[[ Excerpted records, beginning ]]

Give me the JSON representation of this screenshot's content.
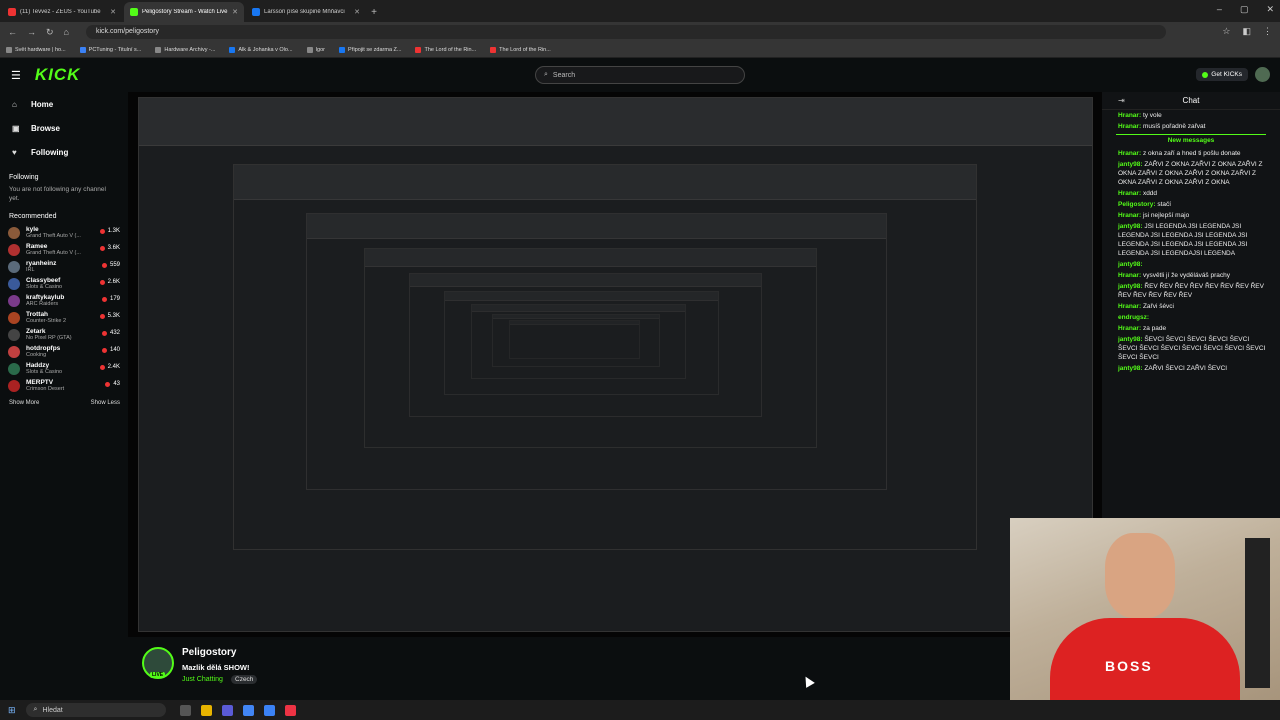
{
  "tabs": [
    {
      "title": "(11) Tevvez - ZEUS - YouTube",
      "color": "#e33"
    },
    {
      "title": "Peligostory Stream - Watch Live",
      "color": "#53fc18",
      "active": true
    },
    {
      "title": "Larsson píše skupině Mňňavci",
      "color": "#1877f2"
    }
  ],
  "address": {
    "url": "kick.com/peligostory"
  },
  "bookmarks": [
    {
      "label": "Svět hardware | ho...",
      "color": "#888"
    },
    {
      "label": "PCTuning - Titulní s...",
      "color": "#3b82f6"
    },
    {
      "label": "Hardware Archivy -...",
      "color": "#888"
    },
    {
      "label": "Alk & Johanka v Olo...",
      "color": "#1877f2"
    },
    {
      "label": "Igor",
      "color": "#888"
    },
    {
      "label": "Připojit se zdarma Z...",
      "color": "#1877f2"
    },
    {
      "label": "The Lord of the Rin...",
      "color": "#e33"
    },
    {
      "label": "The Lord of the Rin...",
      "color": "#e33"
    }
  ],
  "header": {
    "search_placeholder": "Search",
    "get_kicks": "Get KICKs"
  },
  "sidebar": {
    "nav": [
      {
        "label": "Home",
        "icon": "⌂"
      },
      {
        "label": "Browse",
        "icon": "▣"
      },
      {
        "label": "Following",
        "icon": "♥"
      }
    ],
    "following_title": "Following",
    "following_note": "You are not following any channel yet.",
    "recommended_title": "Recommended",
    "recommended": [
      {
        "name": "kyle",
        "game": "Grand Theft Auto V (...",
        "viewers": "1.3K",
        "color": "#8a5a3a"
      },
      {
        "name": "Ramee",
        "game": "Grand Theft Auto V (...",
        "viewers": "3.6K",
        "color": "#b03030"
      },
      {
        "name": "ryanheinz",
        "game": "IRL",
        "viewers": "559",
        "color": "#5a6a7a"
      },
      {
        "name": "Classybeef",
        "game": "Slots & Casino",
        "viewers": "2.6K",
        "color": "#3a5a9a"
      },
      {
        "name": "kraftykaylub",
        "game": "ARC Raiders",
        "viewers": "179",
        "color": "#7a3a8a"
      },
      {
        "name": "Trottah",
        "game": "Counter-Strike 2",
        "viewers": "5.3K",
        "color": "#aa4422"
      },
      {
        "name": "Zetark",
        "game": "No Pixel RP (GTA)",
        "viewers": "432",
        "color": "#444"
      },
      {
        "name": "hotdropfps",
        "game": "Cooking",
        "viewers": "140",
        "color": "#c04040"
      },
      {
        "name": "Haddzy",
        "game": "Slots & Casino",
        "viewers": "2.4K",
        "color": "#2a6a4a"
      },
      {
        "name": "MERPTV",
        "game": "Crimson Desert",
        "viewers": "43",
        "color": "#aa2222"
      }
    ],
    "show_more": "Show More",
    "show_less": "Show Less"
  },
  "chat": {
    "title": "Chat",
    "new_messages": "New messages",
    "messages_top": [
      {
        "user": "Hranar:",
        "text": "ty vole"
      },
      {
        "user": "Hranar:",
        "text": "musíš pořadně zařvat"
      }
    ],
    "messages": [
      {
        "user": "Hranar:",
        "text": "z okna zaří a hned ti pošlu donate"
      },
      {
        "user": "janty98:",
        "text": "ZAŘVI Z OKNA ZAŘVI Z OKNA ZAŘVI Z OKNA ZAŘVI Z OKNA ZAŘVI Z OKNA ZAŘVI Z OKNA ZAŘVI Z OKNA ZAŘVI Z OKNA"
      },
      {
        "user": "Hranar:",
        "text": "xddd"
      },
      {
        "user": "Peligostory:",
        "text": "stačí"
      },
      {
        "user": "Hranar:",
        "text": "jsi nejlepší majo"
      },
      {
        "user": "janty98:",
        "text": "JSI LEGENDA JSI LEGENDA JSI LEGENDA JSI LEGENDA JSI LEGENDA JSI LEGENDA JSI LEGENDA JSI LEGENDA JSI LEGENDA JSI LEGENDAJSI LEGENDA"
      },
      {
        "user": "janty98:",
        "text": ""
      },
      {
        "user": "Hranar:",
        "text": "vysvětli jí že vyděláváš prachy"
      },
      {
        "user": "janty98:",
        "text": "ŘEV ŘEV ŘEV ŘEV ŘEV ŘEV ŘEV ŘEV ŘEV ŘEV ŘEV ŘEV ŘEV"
      },
      {
        "user": "Hranar:",
        "text": "Zařvi šévci"
      },
      {
        "user": "endrugsz:",
        "text": ""
      },
      {
        "user": "Hranar:",
        "text": "za pade"
      },
      {
        "user": "janty98:",
        "text": "ŠEVCI ŠEVCI ŠEVCI ŠEVCI ŠEVCI ŠEVCI ŠEVCI ŠEVCI ŠEVCI ŠEVCI ŠEVCI ŠEVCI ŠEVCI ŠEVCI"
      },
      {
        "user": "janty98:",
        "text": "ZAŘVI ŠEVCI ZAŘVI ŠEVCI"
      }
    ]
  },
  "stream": {
    "streamer": "Peligostory",
    "title": "Mazlik dělá SHOW!",
    "category": "Just Chatting",
    "language": "Czech",
    "live_badge": "LIVE"
  },
  "taskbar": {
    "search_placeholder": "Hledat"
  }
}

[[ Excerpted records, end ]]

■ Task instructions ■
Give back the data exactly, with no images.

■ Expected answer ■
Give me the JSON representation of this screenshot's content.
{
  "tabs": [
    {
      "title": "(11) Tevvez - ZEUS - YouTube",
      "color": "#e33"
    },
    {
      "title": "Peligostory Stream - Watch Live",
      "color": "#53fc18",
      "active": true
    },
    {
      "title": "Larsson píše skupině Mňňavci",
      "color": "#1877f2"
    }
  ],
  "address": {
    "url": "kick.com/peligostory"
  },
  "bookmarks": [
    {
      "label": "Svět hardware | ho...",
      "color": "#888"
    },
    {
      "label": "PCTuning - Titulní s...",
      "color": "#3b82f6"
    },
    {
      "label": "Hardware Archivy -...",
      "color": "#888"
    },
    {
      "label": "Alk & Johanka v Olo...",
      "color": "#1877f2"
    },
    {
      "label": "Igor",
      "color": "#888"
    },
    {
      "label": "Připojit se zdarma Z...",
      "color": "#1877f2"
    },
    {
      "label": "The Lord of the Rin...",
      "color": "#e33"
    },
    {
      "label": "The Lord of the Rin...",
      "color": "#e33"
    }
  ],
  "header": {
    "search_placeholder": "Search",
    "get_kicks": "Get KICKs"
  },
  "sidebar": {
    "nav": [
      {
        "label": "Home",
        "icon": "⌂"
      },
      {
        "label": "Browse",
        "icon": "▣"
      },
      {
        "label": "Following",
        "icon": "♥"
      }
    ],
    "following_title": "Following",
    "following_note": "You are not following any channel yet.",
    "recommended_title": "Recommended",
    "recommended": [
      {
        "name": "kyle",
        "game": "Grand Theft Auto V (...",
        "viewers": "1.3K",
        "color": "#8a5a3a"
      },
      {
        "name": "Ramee",
        "game": "Grand Theft Auto V (...",
        "viewers": "3.6K",
        "color": "#b03030"
      },
      {
        "name": "ryanheinz",
        "game": "IRL",
        "viewers": "559",
        "color": "#5a6a7a"
      },
      {
        "name": "Classybeef",
        "game": "Slots & Casino",
        "viewers": "2.6K",
        "color": "#3a5a9a"
      },
      {
        "name": "kraftykaylub",
        "game": "ARC Raiders",
        "viewers": "179",
        "color": "#7a3a8a"
      },
      {
        "name": "Trottah",
        "game": "Counter-Strike 2",
        "viewers": "5.3K",
        "color": "#aa4422"
      },
      {
        "name": "Zetark",
        "game": "No Pixel RP (GTA)",
        "viewers": "432",
        "color": "#444"
      },
      {
        "name": "hotdropfps",
        "game": "Cooking",
        "viewers": "140",
        "color": "#c04040"
      },
      {
        "name": "Haddzy",
        "game": "Slots & Casino",
        "viewers": "2.4K",
        "color": "#2a6a4a"
      },
      {
        "name": "MERPTV",
        "game": "Crimson Desert",
        "viewers": "43",
        "color": "#aa2222"
      }
    ],
    "show_more": "Show More",
    "show_less": "Show Less"
  },
  "chat": {
    "title": "Chat",
    "new_messages": "New messages",
    "messages_top": [
      {
        "user": "Hranar:",
        "text": "ty vole"
      },
      {
        "user": "Hranar:",
        "text": "musíš pořadně zařvat"
      }
    ],
    "messages": [
      {
        "user": "Hranar:",
        "text": "z okna zaří a hned ti pošlu donate"
      },
      {
        "user": "janty98:",
        "text": "ZAŘVI Z OKNA ZAŘVI Z OKNA ZAŘVI Z OKNA ZAŘVI Z OKNA ZAŘVI Z OKNA ZAŘVI Z OKNA ZAŘVI Z OKNA ZAŘVI Z OKNA"
      },
      {
        "user": "Hranar:",
        "text": "xddd"
      },
      {
        "user": "Peligostory:",
        "text": "stačí"
      },
      {
        "user": "Hranar:",
        "text": "jsi nejlepší majo"
      },
      {
        "user": "janty98:",
        "text": "JSI LEGENDA JSI LEGENDA JSI LEGENDA JSI LEGENDA JSI LEGENDA JSI LEGENDA JSI LEGENDA JSI LEGENDA JSI LEGENDA JSI LEGENDAJSI LEGENDA"
      },
      {
        "user": "janty98:",
        "text": ""
      },
      {
        "user": "Hranar:",
        "text": "vysvětli jí že vyděláváš prachy"
      },
      {
        "user": "janty98:",
        "text": "ŘEV ŘEV ŘEV ŘEV ŘEV ŘEV ŘEV ŘEV ŘEV ŘEV ŘEV ŘEV ŘEV"
      },
      {
        "user": "Hranar:",
        "text": "Zařvi šévci"
      },
      {
        "user": "endrugsz:",
        "text": ""
      },
      {
        "user": "Hranar:",
        "text": "za pade"
      },
      {
        "user": "janty98:",
        "text": "ŠEVCI ŠEVCI ŠEVCI ŠEVCI ŠEVCI ŠEVCI ŠEVCI ŠEVCI ŠEVCI ŠEVCI ŠEVCI ŠEVCI ŠEVCI ŠEVCI"
      },
      {
        "user": "janty98:",
        "text": "ZAŘVI ŠEVCI ZAŘVI ŠEVCI"
      }
    ]
  },
  "stream": {
    "streamer": "Peligostory",
    "title": "Mazlik dělá SHOW!",
    "category": "Just Chatting",
    "language": "Czech",
    "live_badge": "LIVE"
  },
  "taskbar": {
    "search_placeholder": "Hledat"
  }
}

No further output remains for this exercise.